#   #   #   #   #   #   #


Berry Sweet Rolls

As Boerschinger said about this recipe: “The family favorite, immediate and extended, is my cinnamon rolls made with raspberries,” she said. “Instead of cinnamon I toss frozen berries in sugar and cornstarch, roll them up and put cream cheese frosting on top,” adding that as seasons change, so does the fruit, from apples, raspberries, pumpkin, or rhubarb. If eating a day or two later, pop them in the microwave for 15 seconds to soften and warm!


Dough (Can be done in a bread maker, a stand mixer, or by hand):

  • 1 cup warm milk (110 degrees F)
  • 2 eggs, room temperature
  • 1/3 cup butter, melted
  • 4 cups bread flour
  • 1 teaspoon salt
  • ½ cup. white sugar
  • 2 ½ teaspoons yeast

Fruit Filling:

  • 10 ounces frozen raspberries (or apples, rhubarb, blueberries, cherries, etc)
  • ¼ cup sugar
  • 1 teaspoon cornstarch

Cream Cheese Frosting (but I’m also a huge fan of buying a can of frosting at the market!):

  • One 8-ounce package cream cheese, softened
  • 1 stick of salted butter, softened
  • 3 cups confectioners’ sugar
  • 1 teaspoon vanilla extract

Place dough ingredients in the pan of the bread machine in the order recommended by the manufacturer, select dough cycle, and press start. 

If not using a bread machine, mix your sugar, milk and yeast first, then add other wet ingredients, followed last by the dry ingredients.
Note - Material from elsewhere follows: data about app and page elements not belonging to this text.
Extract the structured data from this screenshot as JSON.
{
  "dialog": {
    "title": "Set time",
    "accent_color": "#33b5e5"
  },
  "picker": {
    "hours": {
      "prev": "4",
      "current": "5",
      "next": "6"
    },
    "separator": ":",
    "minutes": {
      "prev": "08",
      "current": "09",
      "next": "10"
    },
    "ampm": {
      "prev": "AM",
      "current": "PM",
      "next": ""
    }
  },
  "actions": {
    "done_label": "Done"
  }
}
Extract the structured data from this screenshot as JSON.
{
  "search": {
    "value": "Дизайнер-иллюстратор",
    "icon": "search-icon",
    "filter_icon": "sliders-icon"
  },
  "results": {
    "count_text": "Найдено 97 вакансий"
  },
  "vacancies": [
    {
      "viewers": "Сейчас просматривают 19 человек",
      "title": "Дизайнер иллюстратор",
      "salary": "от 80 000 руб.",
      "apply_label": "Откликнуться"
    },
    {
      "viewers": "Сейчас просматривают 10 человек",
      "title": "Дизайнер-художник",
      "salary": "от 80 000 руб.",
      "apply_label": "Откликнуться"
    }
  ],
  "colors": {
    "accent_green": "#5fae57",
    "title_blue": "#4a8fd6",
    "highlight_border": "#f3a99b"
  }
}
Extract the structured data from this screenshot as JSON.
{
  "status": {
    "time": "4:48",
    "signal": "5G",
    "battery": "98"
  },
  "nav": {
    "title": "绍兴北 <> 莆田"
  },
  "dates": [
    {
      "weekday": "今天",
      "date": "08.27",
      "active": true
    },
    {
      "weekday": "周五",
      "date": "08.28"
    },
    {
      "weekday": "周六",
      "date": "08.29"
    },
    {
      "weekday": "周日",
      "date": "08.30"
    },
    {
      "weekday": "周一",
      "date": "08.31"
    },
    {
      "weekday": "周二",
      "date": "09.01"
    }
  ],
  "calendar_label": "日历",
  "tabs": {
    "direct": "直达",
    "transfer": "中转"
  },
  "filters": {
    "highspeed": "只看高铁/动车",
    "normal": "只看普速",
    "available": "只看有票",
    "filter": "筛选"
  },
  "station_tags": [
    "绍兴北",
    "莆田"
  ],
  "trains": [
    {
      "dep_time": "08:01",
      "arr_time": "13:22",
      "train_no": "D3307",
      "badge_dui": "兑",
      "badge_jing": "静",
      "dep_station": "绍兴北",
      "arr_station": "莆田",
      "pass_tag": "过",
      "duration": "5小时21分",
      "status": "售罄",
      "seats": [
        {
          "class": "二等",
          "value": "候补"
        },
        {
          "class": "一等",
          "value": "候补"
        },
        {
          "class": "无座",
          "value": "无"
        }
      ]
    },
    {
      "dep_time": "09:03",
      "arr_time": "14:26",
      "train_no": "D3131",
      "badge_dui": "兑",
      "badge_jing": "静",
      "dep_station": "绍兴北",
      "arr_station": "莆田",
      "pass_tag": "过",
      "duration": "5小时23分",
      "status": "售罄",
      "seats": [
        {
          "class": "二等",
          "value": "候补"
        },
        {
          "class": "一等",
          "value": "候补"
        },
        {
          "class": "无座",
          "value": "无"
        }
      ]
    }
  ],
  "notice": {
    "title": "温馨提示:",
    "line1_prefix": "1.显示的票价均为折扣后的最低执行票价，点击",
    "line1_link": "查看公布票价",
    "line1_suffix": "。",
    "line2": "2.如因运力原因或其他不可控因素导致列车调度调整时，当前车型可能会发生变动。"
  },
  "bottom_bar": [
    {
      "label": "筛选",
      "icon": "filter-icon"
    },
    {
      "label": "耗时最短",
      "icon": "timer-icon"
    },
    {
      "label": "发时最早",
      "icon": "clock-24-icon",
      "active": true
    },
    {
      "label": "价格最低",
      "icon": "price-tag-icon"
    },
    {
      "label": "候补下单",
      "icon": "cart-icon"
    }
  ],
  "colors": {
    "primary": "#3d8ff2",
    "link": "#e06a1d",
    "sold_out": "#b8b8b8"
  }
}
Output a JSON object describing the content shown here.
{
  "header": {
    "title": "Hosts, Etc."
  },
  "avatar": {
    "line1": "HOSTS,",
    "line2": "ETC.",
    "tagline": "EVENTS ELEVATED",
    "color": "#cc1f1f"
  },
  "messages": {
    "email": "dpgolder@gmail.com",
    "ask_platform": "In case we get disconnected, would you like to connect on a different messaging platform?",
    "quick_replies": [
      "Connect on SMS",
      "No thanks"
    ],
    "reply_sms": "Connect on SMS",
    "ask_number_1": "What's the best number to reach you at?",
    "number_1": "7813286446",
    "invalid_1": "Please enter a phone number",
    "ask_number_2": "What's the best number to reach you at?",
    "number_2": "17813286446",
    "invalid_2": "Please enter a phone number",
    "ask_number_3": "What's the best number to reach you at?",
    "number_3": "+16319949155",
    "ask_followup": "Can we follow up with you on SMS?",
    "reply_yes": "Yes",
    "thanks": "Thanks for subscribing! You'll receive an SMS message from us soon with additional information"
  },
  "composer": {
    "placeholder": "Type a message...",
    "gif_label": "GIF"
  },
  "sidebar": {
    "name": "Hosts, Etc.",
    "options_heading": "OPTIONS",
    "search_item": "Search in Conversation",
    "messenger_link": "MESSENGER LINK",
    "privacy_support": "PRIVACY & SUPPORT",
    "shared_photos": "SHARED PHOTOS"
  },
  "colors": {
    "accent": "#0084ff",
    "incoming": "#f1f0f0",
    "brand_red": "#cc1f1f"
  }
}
Mix until incorporated and then kneed until smooth. Cover and let rise in a warm place until doubled in size, about one hour. 

Prepare filling by mixing up ingredients just before rolling out your dough. You won’t want the frozen fruit to thaw while you are spreading it out as it can get kind of messy. Turn risen dough out onto a lightly floured surface. Roll dough into a 16/21-inch rectangle. 

Spread dough with prepared filling and roll up dough starting the roll from the longest side. Once rolled, pinch the dough together to form a seal before cutting the roll in half. Cut those two rolls in half again and then each into thirds for a total of 12 rolls. Place rolls in a lightly greased 9x13 inch baking pan. 

Cover and let stand for at least 30 minutes while preheating your oven to 350 degree F. These can also go in the fridge overnight at this point. Normally this would be rise time, but because of the frozen berries, the rise is minimal. 

Bake rolls in preheated oven until golden brown on top, about 20 to 25 minutes. While the rolls are baking, prepare the frosting. Let rolls cool slightly for a melty frosting or completely for a heartier frosting on top.